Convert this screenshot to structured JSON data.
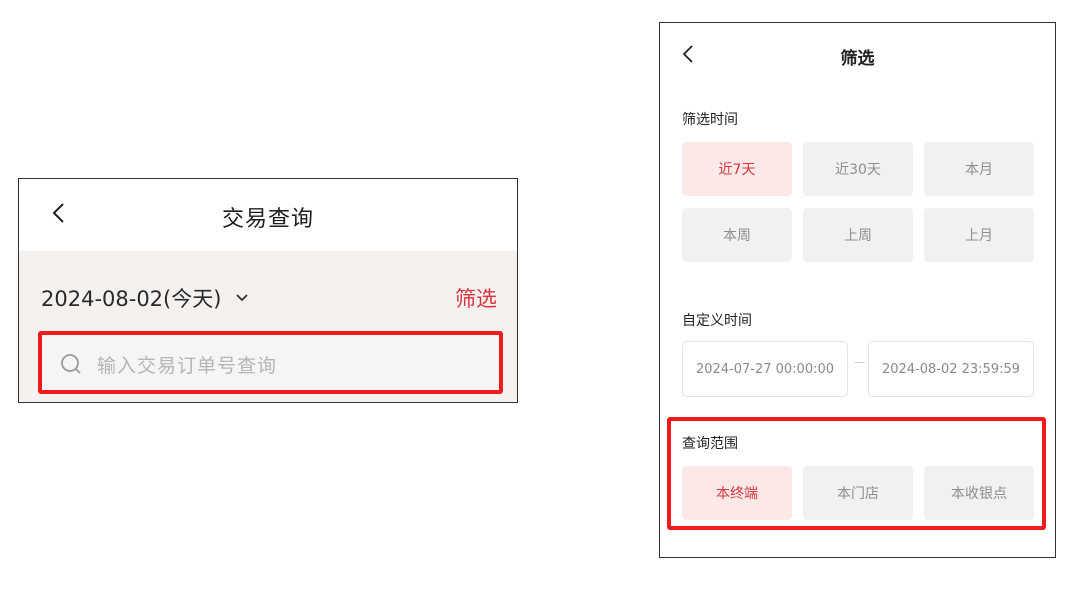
{
  "left_screen": {
    "header": {
      "title": "交易查询",
      "back_icon": "chevron-left-icon"
    },
    "date_selector": {
      "value": "2024-08-02(今天)",
      "icon": "chevron-down-icon"
    },
    "filter_link": "筛选",
    "search": {
      "placeholder": "输入交易订单号查询",
      "icon": "search-icon"
    }
  },
  "right_screen": {
    "header": {
      "title": "筛选",
      "back_icon": "chevron-left-icon"
    },
    "time_section": {
      "label": "筛选时间",
      "options": [
        "近7天",
        "近30天",
        "本月",
        "本周",
        "上周",
        "上月"
      ],
      "selected": "近7天"
    },
    "custom_time_section": {
      "label": "自定义时间",
      "start": "2024-07-27 00:00:00",
      "end": "2024-08-02 23:59:59"
    },
    "scope_section": {
      "label": "查询范围",
      "options": [
        "本终端",
        "本门店",
        "本收银点"
      ],
      "selected": "本终端"
    }
  },
  "colors": {
    "accent": "#d9363e",
    "highlight_box": "#ee1c1c",
    "chip_bg": "#f2f1f0",
    "chip_active_bg": "#fde8e8"
  }
}
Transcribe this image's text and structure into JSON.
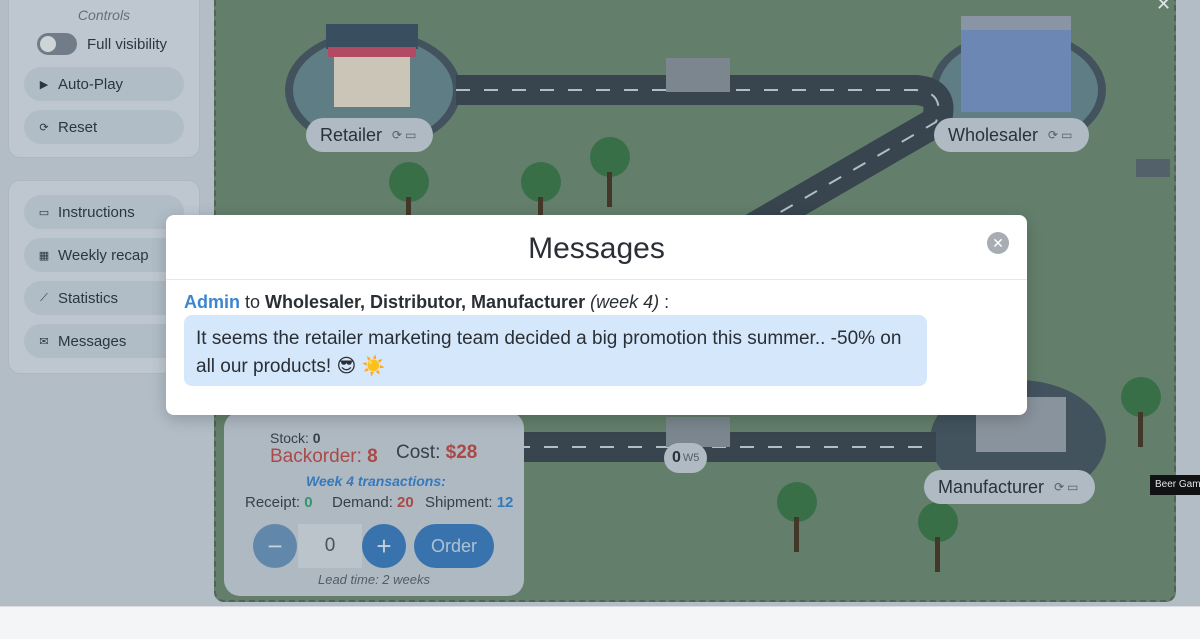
{
  "sidebar": {
    "controls_title": "Controls",
    "visibility_label": "Full visibility",
    "autoplay_label": "Auto-Play",
    "reset_label": "Reset",
    "nav": [
      {
        "label": "Instructions",
        "icon": "book-icon"
      },
      {
        "label": "Weekly recap",
        "icon": "calendar-icon"
      },
      {
        "label": "Statistics",
        "icon": "chart-icon"
      },
      {
        "label": "Messages",
        "icon": "envelope-icon"
      }
    ]
  },
  "board": {
    "labels": {
      "retailer": "Retailer",
      "wholesaler": "Wholesaler",
      "manufacturer": "Manufacturer"
    },
    "truck_badge": {
      "count": "0",
      "week": "W5"
    },
    "background": "#6f8d76"
  },
  "retailer_panel": {
    "stock_label": "Stock:",
    "stock_value": "0",
    "backorder_label": "Backorder:",
    "backorder_value": "8",
    "cost_label": "Cost:",
    "cost_value": "$28",
    "transactions_title": "Week 4 transactions:",
    "receipt_label": "Receipt:",
    "receipt_value": "0",
    "demand_label": "Demand:",
    "demand_value": "20",
    "shipment_label": "Shipment:",
    "shipment_value": "12",
    "minus": "−",
    "quantity": "0",
    "plus": "+",
    "order_label": "Order",
    "lead_time": "Lead time: 2 weeks"
  },
  "modal": {
    "title": "Messages",
    "close_symbol": "✕",
    "sender": "Admin",
    "to_word": " to ",
    "recipients": "Wholesaler, Distributor, Manufacturer",
    "week": "(week 4)",
    "colon": " :",
    "body": "It seems the retailer marketing team decided a big promotion this summer.. -50% on all our products! 😎 ☀️"
  },
  "window_close": "✕",
  "tooltip": "Beer Gam",
  "colors": {
    "accent": "#3c86d0",
    "danger": "#c0504d",
    "bubble": "#d5e7fa"
  }
}
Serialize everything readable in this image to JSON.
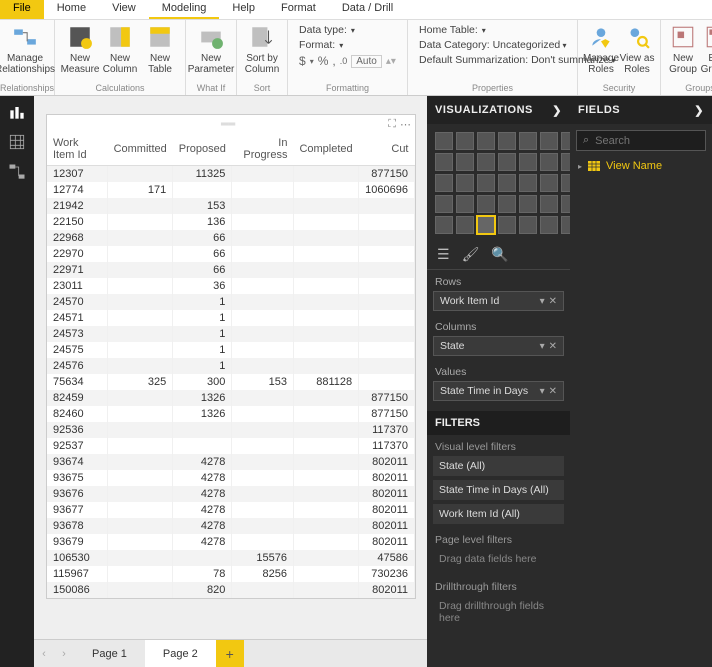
{
  "tabs": {
    "file": "File",
    "home": "Home",
    "view": "View",
    "modeling": "Modeling",
    "help": "Help",
    "format": "Format",
    "datadrill": "Data / Drill"
  },
  "ribbon": {
    "relationships": {
      "manage": "Manage\nRelationships",
      "group": "Relationships"
    },
    "calc": {
      "measure": "New\nMeasure",
      "column": "New\nColumn",
      "table": "New\nTable",
      "group": "Calculations"
    },
    "whatif": {
      "param": "New\nParameter",
      "group": "What If"
    },
    "sort": {
      "btn": "Sort by\nColumn",
      "group": "Sort"
    },
    "formatting": {
      "datatype": "Data type:",
      "format": "Format:",
      "auto": "Auto",
      "group": "Formatting",
      "sym_dollar": "$",
      "sym_pct": "%",
      "sym_comma": ","
    },
    "properties": {
      "home": "Home Table:",
      "cat": "Data Category: Uncategorized",
      "summ": "Default Summarization: Don't summarize",
      "group": "Properties"
    },
    "security": {
      "manage": "Manage\nRoles",
      "viewas": "View as\nRoles",
      "group": "Security"
    },
    "groups": {
      "new": "New\nGroup",
      "edit": "Edit\nGroups",
      "group": "Groups"
    }
  },
  "pages": {
    "p1": "Page 1",
    "p2": "Page 2"
  },
  "viz": {
    "title": "VISUALIZATIONS",
    "wells": {
      "rows": "Rows",
      "columns": "Columns",
      "values": "Values",
      "rows_val": "Work Item Id",
      "cols_val": "State",
      "vals_val": "State Time in Days"
    },
    "filters_title": "FILTERS",
    "vlf": "Visual level filters",
    "f_state": "State  (All)",
    "f_time": "State Time in Days  (All)",
    "f_wid": "Work Item Id  (All)",
    "plf": "Page level filters",
    "plf_empty": "Drag data fields here",
    "dtf": "Drillthrough filters",
    "dtf_empty": "Drag drillthrough fields here"
  },
  "fields": {
    "title": "FIELDS",
    "search_ph": "Search",
    "view": "View Name"
  },
  "chart_data": {
    "type": "table",
    "columns": [
      "Work Item Id",
      "Committed",
      "Proposed",
      "In Progress",
      "Completed",
      "Cut"
    ],
    "rows": [
      [
        "12307",
        "",
        "11325",
        "",
        "",
        "877150"
      ],
      [
        "12774",
        "171",
        "",
        "",
        "",
        "1060696"
      ],
      [
        "21942",
        "",
        "153",
        "",
        "",
        ""
      ],
      [
        "22150",
        "",
        "136",
        "",
        "",
        ""
      ],
      [
        "22968",
        "",
        "66",
        "",
        "",
        ""
      ],
      [
        "22970",
        "",
        "66",
        "",
        "",
        ""
      ],
      [
        "22971",
        "",
        "66",
        "",
        "",
        ""
      ],
      [
        "23011",
        "",
        "36",
        "",
        "",
        ""
      ],
      [
        "24570",
        "",
        "1",
        "",
        "",
        ""
      ],
      [
        "24571",
        "",
        "1",
        "",
        "",
        ""
      ],
      [
        "24573",
        "",
        "1",
        "",
        "",
        ""
      ],
      [
        "24575",
        "",
        "1",
        "",
        "",
        ""
      ],
      [
        "24576",
        "",
        "1",
        "",
        "",
        ""
      ],
      [
        "75634",
        "325",
        "300",
        "153",
        "881128",
        ""
      ],
      [
        "82459",
        "",
        "1326",
        "",
        "",
        "877150"
      ],
      [
        "82460",
        "",
        "1326",
        "",
        "",
        "877150"
      ],
      [
        "92536",
        "",
        "",
        "",
        "",
        "117370"
      ],
      [
        "92537",
        "",
        "",
        "",
        "",
        "117370"
      ],
      [
        "93674",
        "",
        "4278",
        "",
        "",
        "802011"
      ],
      [
        "93675",
        "",
        "4278",
        "",
        "",
        "802011"
      ],
      [
        "93676",
        "",
        "4278",
        "",
        "",
        "802011"
      ],
      [
        "93677",
        "",
        "4278",
        "",
        "",
        "802011"
      ],
      [
        "93678",
        "",
        "4278",
        "",
        "",
        "802011"
      ],
      [
        "93679",
        "",
        "4278",
        "",
        "",
        "802011"
      ],
      [
        "106530",
        "",
        "",
        "15576",
        "",
        "47586"
      ],
      [
        "115967",
        "",
        "78",
        "8256",
        "",
        "730236"
      ],
      [
        "150086",
        "",
        "820",
        "",
        "",
        "802011"
      ]
    ]
  }
}
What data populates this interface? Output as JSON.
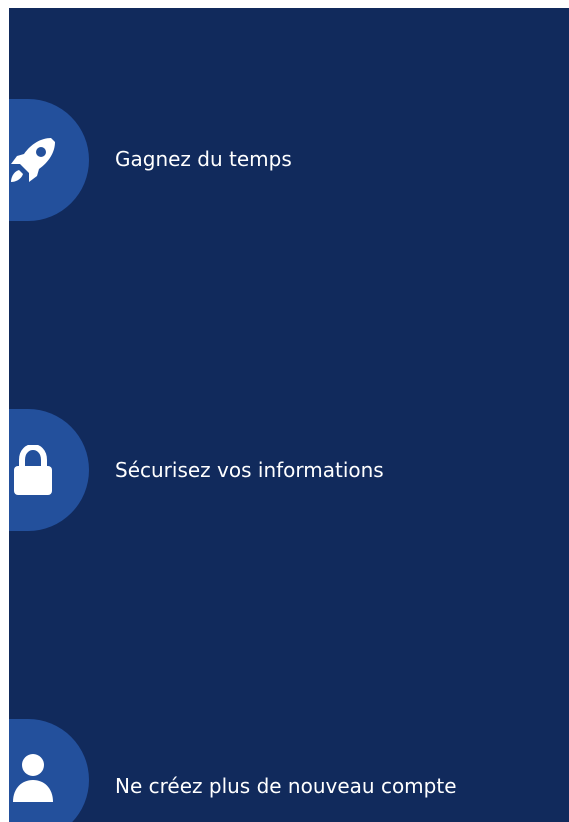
{
  "theme": {
    "panel_background": "#112a5c",
    "icon_circle": "#23509c",
    "text_color": "#ffffff"
  },
  "features": [
    {
      "icon": "rocket-icon",
      "label": "Gagnez du temps"
    },
    {
      "icon": "lock-icon",
      "label": "Sécurisez vos informations"
    },
    {
      "icon": "user-icon",
      "label": "Ne créez plus de nouveau compte"
    }
  ]
}
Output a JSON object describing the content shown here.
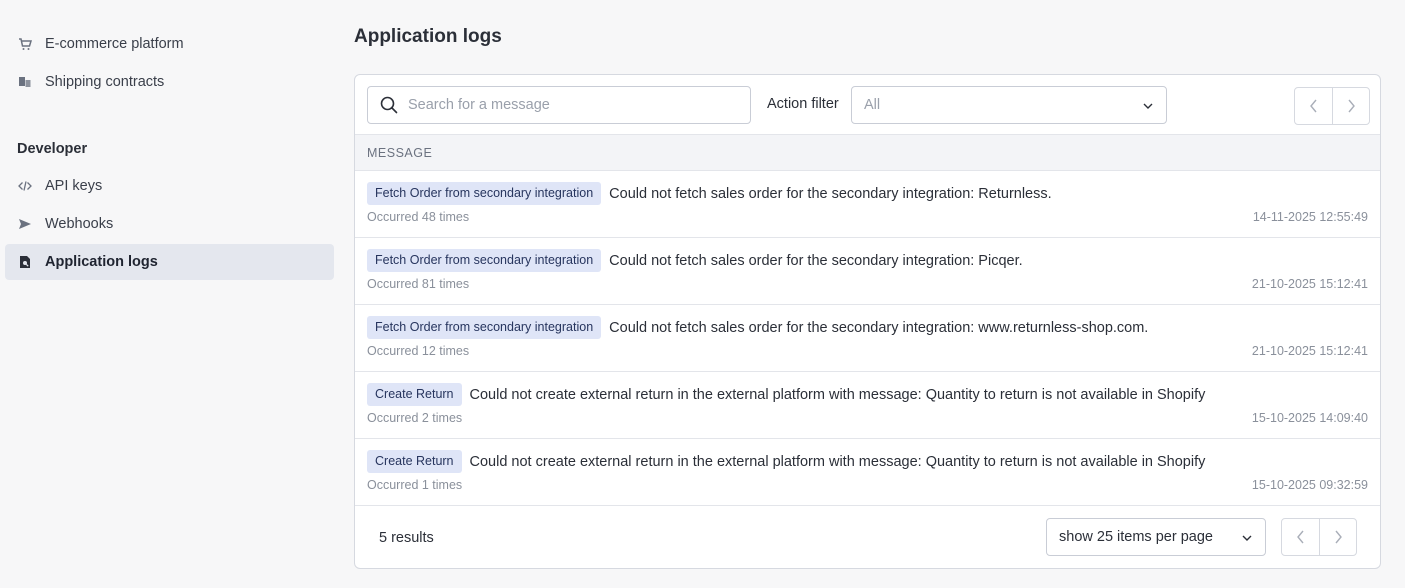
{
  "sidebar": {
    "items_top": [
      {
        "label": "E-commerce platform",
        "icon": "cart-icon"
      },
      {
        "label": "Shipping contracts",
        "icon": "contract-icon"
      }
    ],
    "developer_heading": "Developer",
    "items_dev": [
      {
        "label": "API keys",
        "icon": "code-icon"
      },
      {
        "label": "Webhooks",
        "icon": "send-icon"
      },
      {
        "label": "Application logs",
        "icon": "log-search-icon",
        "active": true
      }
    ]
  },
  "page": {
    "title": "Application logs"
  },
  "toolbar": {
    "search_placeholder": "Search for a message",
    "search_value": "",
    "filter_label": "Action filter",
    "filter_value": "All"
  },
  "table": {
    "header": "MESSAGE",
    "rows": [
      {
        "badge": "Fetch Order from secondary integration",
        "message": "Could not fetch sales order for the secondary integration: Returnless.",
        "occurrences": "Occurred 48 times",
        "timestamp": "14-11-2025 12:55:49"
      },
      {
        "badge": "Fetch Order from secondary integration",
        "message": "Could not fetch sales order for the secondary integration: Picqer.",
        "occurrences": "Occurred 81 times",
        "timestamp": "21-10-2025 15:12:41"
      },
      {
        "badge": "Fetch Order from secondary integration",
        "message": "Could not fetch sales order for the secondary integration: www.returnless-shop.com.",
        "occurrences": "Occurred 12 times",
        "timestamp": "21-10-2025 15:12:41"
      },
      {
        "badge": "Create Return",
        "message": "Could not create external return in the external platform with message: Quantity to return is not available in Shopify",
        "occurrences": "Occurred 2 times",
        "timestamp": "15-10-2025 14:09:40"
      },
      {
        "badge": "Create Return",
        "message": "Could not create external return in the external platform with message: Quantity to return is not available in Shopify",
        "occurrences": "Occurred 1 times",
        "timestamp": "15-10-2025 09:32:59"
      }
    ]
  },
  "footer": {
    "results": "5 results",
    "per_page": "show 25 items per page"
  },
  "colors": {
    "accent_badge_bg": "#dfe5f7",
    "accent_badge_text": "#27355e",
    "active_nav_bg": "#e4e7ee"
  }
}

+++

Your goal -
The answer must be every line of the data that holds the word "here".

Completed exercise -
    "plf_empty": "Drag data fields here",
    "dtf_empty": "Drag drillthrough fields here"
Output a JSON object describing the content shown here.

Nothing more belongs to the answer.